BEGIN Information
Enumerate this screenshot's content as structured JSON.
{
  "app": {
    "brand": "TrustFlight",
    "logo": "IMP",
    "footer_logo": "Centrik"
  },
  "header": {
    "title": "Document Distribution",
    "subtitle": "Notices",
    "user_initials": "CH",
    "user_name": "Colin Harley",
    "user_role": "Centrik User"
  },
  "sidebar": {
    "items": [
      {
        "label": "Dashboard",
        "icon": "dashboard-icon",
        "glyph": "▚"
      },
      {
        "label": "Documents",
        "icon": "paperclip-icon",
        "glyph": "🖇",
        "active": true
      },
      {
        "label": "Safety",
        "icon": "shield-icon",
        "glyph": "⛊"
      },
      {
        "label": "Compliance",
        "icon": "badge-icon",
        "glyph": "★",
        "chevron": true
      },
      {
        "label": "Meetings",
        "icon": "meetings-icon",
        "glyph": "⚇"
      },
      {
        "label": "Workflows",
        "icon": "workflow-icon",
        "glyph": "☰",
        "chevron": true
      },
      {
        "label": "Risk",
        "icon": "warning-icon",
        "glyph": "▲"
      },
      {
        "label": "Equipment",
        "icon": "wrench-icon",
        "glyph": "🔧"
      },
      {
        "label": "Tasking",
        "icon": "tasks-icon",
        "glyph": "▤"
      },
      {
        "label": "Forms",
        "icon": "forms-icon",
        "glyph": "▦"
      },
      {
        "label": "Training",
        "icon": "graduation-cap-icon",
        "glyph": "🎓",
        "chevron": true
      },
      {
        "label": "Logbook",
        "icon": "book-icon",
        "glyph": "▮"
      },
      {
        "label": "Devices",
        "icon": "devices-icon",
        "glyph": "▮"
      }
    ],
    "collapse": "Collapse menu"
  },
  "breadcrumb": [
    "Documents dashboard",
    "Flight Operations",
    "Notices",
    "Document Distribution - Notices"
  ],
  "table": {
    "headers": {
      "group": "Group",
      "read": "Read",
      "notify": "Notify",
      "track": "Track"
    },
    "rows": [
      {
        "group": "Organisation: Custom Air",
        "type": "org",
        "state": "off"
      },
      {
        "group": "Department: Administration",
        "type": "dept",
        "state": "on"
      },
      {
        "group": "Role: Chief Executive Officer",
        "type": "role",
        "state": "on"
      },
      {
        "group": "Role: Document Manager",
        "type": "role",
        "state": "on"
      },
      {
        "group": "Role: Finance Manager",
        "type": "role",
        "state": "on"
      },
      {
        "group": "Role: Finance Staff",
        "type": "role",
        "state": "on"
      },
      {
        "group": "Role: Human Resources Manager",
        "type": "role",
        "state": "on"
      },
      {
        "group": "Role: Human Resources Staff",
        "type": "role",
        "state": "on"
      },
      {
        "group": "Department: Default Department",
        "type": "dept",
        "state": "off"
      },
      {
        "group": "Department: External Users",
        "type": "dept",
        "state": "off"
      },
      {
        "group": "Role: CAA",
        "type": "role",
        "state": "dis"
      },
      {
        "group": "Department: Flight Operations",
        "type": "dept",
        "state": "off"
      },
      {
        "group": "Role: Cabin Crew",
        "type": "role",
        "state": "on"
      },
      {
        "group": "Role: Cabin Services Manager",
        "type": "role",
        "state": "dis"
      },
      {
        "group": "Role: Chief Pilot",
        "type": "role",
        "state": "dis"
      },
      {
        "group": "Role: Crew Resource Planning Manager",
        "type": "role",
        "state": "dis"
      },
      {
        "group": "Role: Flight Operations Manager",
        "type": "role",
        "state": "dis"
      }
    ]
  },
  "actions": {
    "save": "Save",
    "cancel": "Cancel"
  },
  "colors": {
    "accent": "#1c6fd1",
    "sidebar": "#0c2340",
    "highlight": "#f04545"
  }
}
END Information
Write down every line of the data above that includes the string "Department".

Answer to this problem>
        "group": "Department: Administration",
        "group": "Department: Default Department",
        "group": "Department: External Users",
        "group": "Department: Flight Operations",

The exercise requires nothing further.